“Just as all students in North Carolina need an excellent teacher in every classroom,” Truitt said. “students and teachers need high quality schools in good repair that help support learning. These needs-based grants are an important boost for many districts and communities – and most importantly, their students.”

Grant awards are capped at maximums of $30 million for a new elementary school, $40 million for a middle school and $50 million for a new high school.

The needs-based grant applications were reviewed by the state Department of Public Instruction based on priorities provided in the law, including ability to generate revenue, high debt-to-tax revenue ratio and the extent to which a project will address critical deficiencies in adequately serving the current and future student population.

Halifax County Schools, one of the districts in the long-running Leandro school funding lawsuit, will receive a $31.27 million award to build a new school.

“We are grateful for the approval of the grant to build a new school in the Eastman area to serve our students,” said Superintendent Eric Cunningham. “This was a dream of our past board member Mrs. Susie Lynch Evans; she worked on these plans for many years; even though she is no longer with us, we are looking forward to moving on with the building plans.”

Mrs. Evans died in January.

Over the last five years, the Needs Based Public School Capital Fund has awarded a total of $739 million dollars to local school districts, providing funding for 60 new K-12 construction projects, including 33 new schools, eight new buildings and the replacement of 44 existing schools.

Districts awarded grants for 2021-22 include:

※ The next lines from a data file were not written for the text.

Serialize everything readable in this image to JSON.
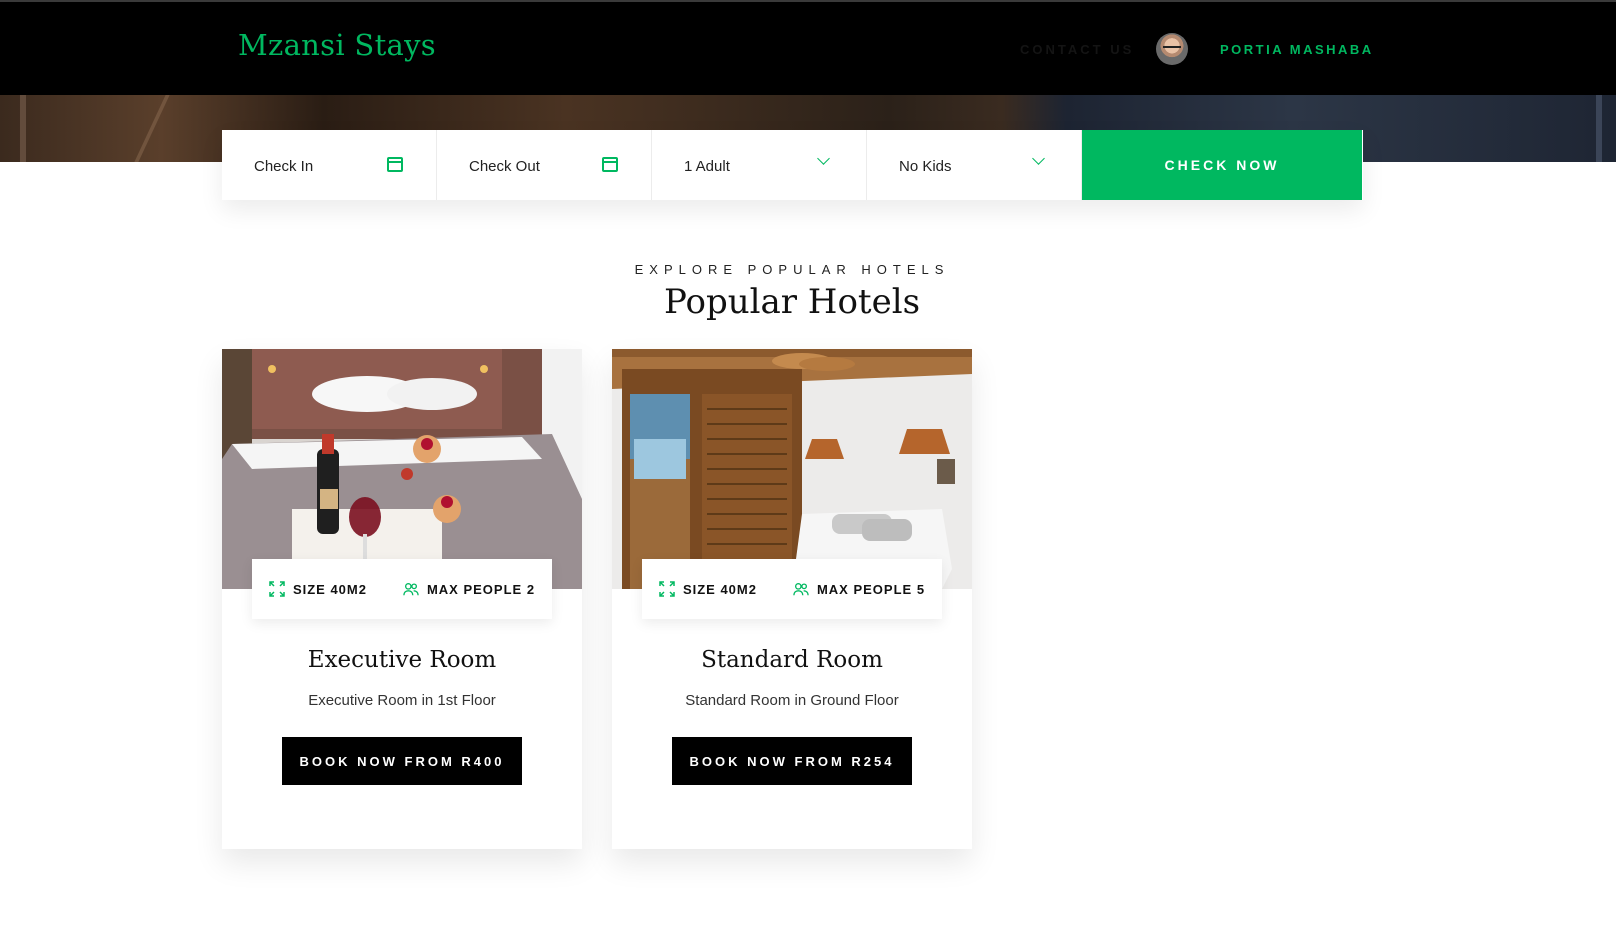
{
  "header": {
    "brand": "Mzansi Stays",
    "contact_label": "CONTACT US",
    "user_name": "PORTIA MASHABA"
  },
  "booking": {
    "check_in": "Check In",
    "check_out": "Check Out",
    "adults": "1 Adult",
    "kids": "No Kids",
    "submit": "CHECK NOW"
  },
  "section": {
    "eyebrow": "EXPLORE POPULAR HOTELS",
    "title": "Popular Hotels"
  },
  "rooms": [
    {
      "size": "SIZE 40M2",
      "max_people": "MAX PEOPLE 2",
      "title": "Executive Room",
      "description": "Executive Room in 1st Floor",
      "cta": "BOOK NOW FROM R400"
    },
    {
      "size": "SIZE 40M2",
      "max_people": "MAX PEOPLE 5",
      "title": "Standard Room",
      "description": "Standard Room in Ground Floor",
      "cta": "BOOK NOW FROM R254"
    }
  ],
  "colors": {
    "accent": "#00b860",
    "header_bg": "#000000",
    "button_dark": "#000000"
  },
  "icons": [
    "calendar-icon",
    "chevron-down-icon",
    "expand-icon",
    "people-icon",
    "avatar"
  ]
}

  • Alexander County Schools: $1.35 million
  • Anson County Schools: $9 million
  • Ashe County Schools: $17 million
  • Bladen County Schools: $17 million
  • Camden County Schools: $27.7 million
  • Carteret County Public Schools: $1.93 million
  • Newton-Conover City Schools (Catawba County): $22 million
  • Edenton-Chowan Schools (Chowan County): $25 million
  • Clay County Schools: $32 million
  • Cleveland County Schools: $7.8 million
  • Gates County Schools: $1.78 million
  • Halifax County Schools: $31.27 million
  • Hoke County Schools: $30 million
  • Mooresville Graded School District (Iredell County): $616,000
  • Mitchell County Schools: $17 million
  • Montgomery County Schools: $2.65 million
  • Northampton County Schools: $40 million
  • Polk County Schools: $1.3 million
  • Public Schools of Robeson County: $25 million
  • Clinton City Schools (Sampson County): $899,000
  • Scotland County Schools: $1.1 million
  • Mount Airy City Schools (Surry County): $1.75 million
  • Tyrrell County Schools: $514,000
  • Warren County Schools: $24 million
  • Washington County Schools: $40 million
  • Wayne County Public Schools: $9 million
  • Yadkin County Schools: $1.44 million
  • Yancey County Schools: $6.69 million

 See more detail about each district’s grants here.